## YOUR OBJECTIVE:
As the output, give exactly the lines that run from the one with "Convert this screenshot" through the end of the records below, and omit pictures.

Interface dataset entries
○ ○ ○ ○ ○

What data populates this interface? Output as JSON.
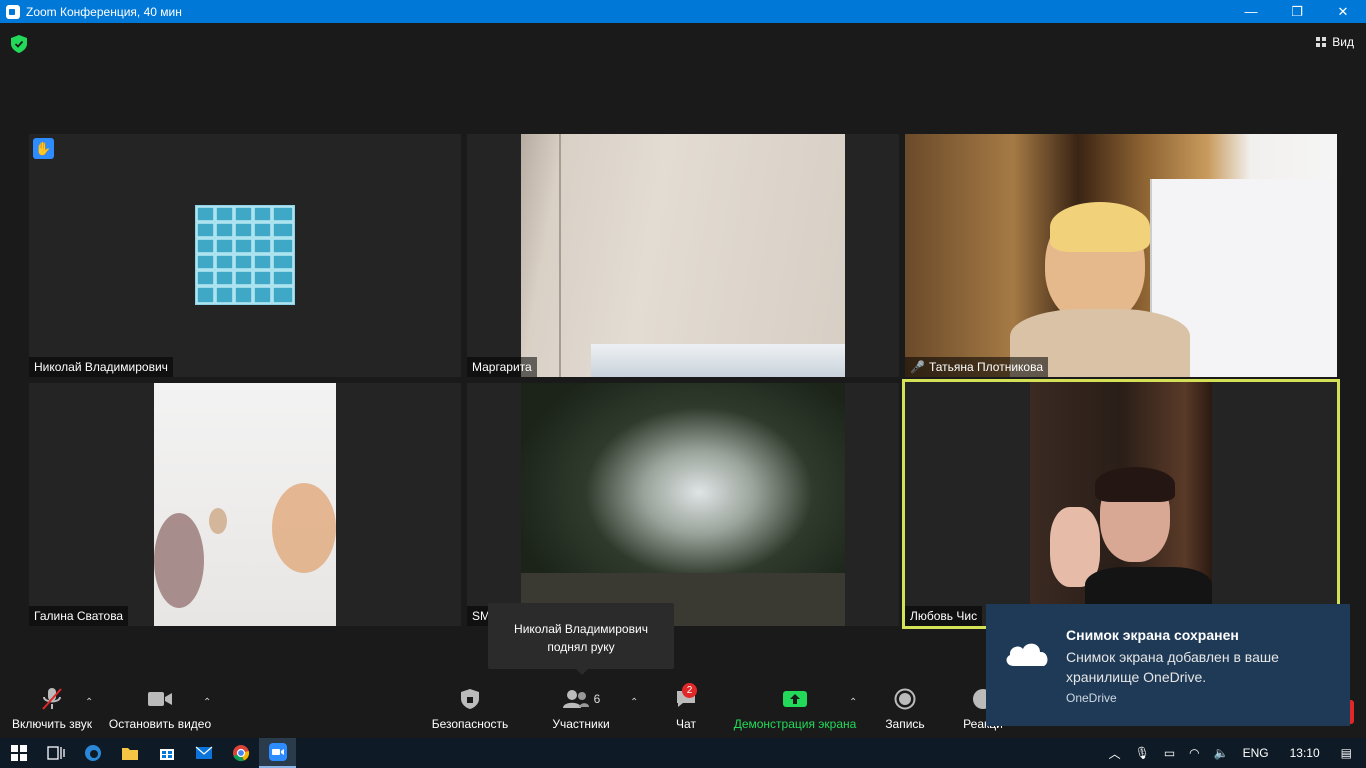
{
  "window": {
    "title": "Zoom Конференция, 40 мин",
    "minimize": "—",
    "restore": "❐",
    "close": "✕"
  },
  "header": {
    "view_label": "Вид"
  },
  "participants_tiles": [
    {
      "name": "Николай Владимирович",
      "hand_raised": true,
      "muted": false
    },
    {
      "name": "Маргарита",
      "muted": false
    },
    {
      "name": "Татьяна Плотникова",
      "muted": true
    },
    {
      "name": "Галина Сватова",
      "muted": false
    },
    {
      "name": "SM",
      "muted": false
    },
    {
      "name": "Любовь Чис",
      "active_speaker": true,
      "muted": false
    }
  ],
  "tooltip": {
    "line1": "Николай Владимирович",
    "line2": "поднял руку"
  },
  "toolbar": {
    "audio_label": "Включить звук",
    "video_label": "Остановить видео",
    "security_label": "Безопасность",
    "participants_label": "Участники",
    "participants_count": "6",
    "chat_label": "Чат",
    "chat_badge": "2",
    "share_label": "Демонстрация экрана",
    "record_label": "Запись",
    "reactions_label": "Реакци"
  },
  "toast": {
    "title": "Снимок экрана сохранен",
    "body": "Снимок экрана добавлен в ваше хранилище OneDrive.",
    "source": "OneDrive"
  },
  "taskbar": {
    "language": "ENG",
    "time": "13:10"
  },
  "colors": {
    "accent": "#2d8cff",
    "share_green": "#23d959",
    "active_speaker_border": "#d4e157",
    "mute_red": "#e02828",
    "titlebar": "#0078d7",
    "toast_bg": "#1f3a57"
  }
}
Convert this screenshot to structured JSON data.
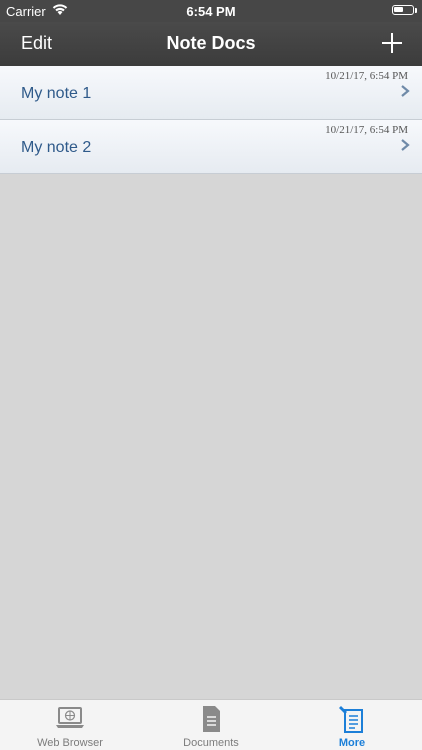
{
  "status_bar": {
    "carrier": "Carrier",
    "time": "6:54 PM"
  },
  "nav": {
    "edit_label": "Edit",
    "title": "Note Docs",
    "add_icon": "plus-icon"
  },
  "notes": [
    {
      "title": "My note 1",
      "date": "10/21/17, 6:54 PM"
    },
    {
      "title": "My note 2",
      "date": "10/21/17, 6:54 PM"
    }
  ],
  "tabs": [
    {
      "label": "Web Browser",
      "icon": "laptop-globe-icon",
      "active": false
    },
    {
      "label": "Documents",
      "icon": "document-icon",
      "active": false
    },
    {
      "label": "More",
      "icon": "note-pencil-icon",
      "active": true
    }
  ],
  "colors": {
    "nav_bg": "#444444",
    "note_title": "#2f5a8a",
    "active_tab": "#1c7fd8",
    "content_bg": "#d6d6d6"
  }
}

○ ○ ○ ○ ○

## OUTPUT FOR THIS EXERCISE:
Convert this screenshot to structured JSON data.
{
  "status_bar": {
    "carrier": "Carrier",
    "time": "6:54 PM"
  },
  "nav": {
    "edit_label": "Edit",
    "title": "Note Docs",
    "add_icon": "plus-icon"
  },
  "notes": [
    {
      "title": "My note 1",
      "date": "10/21/17, 6:54 PM"
    },
    {
      "title": "My note 2",
      "date": "10/21/17, 6:54 PM"
    }
  ],
  "tabs": [
    {
      "label": "Web Browser",
      "icon": "laptop-globe-icon",
      "active": false
    },
    {
      "label": "Documents",
      "icon": "document-icon",
      "active": false
    },
    {
      "label": "More",
      "icon": "note-pencil-icon",
      "active": true
    }
  ],
  "colors": {
    "nav_bg": "#444444",
    "note_title": "#2f5a8a",
    "active_tab": "#1c7fd8",
    "content_bg": "#d6d6d6"
  }
}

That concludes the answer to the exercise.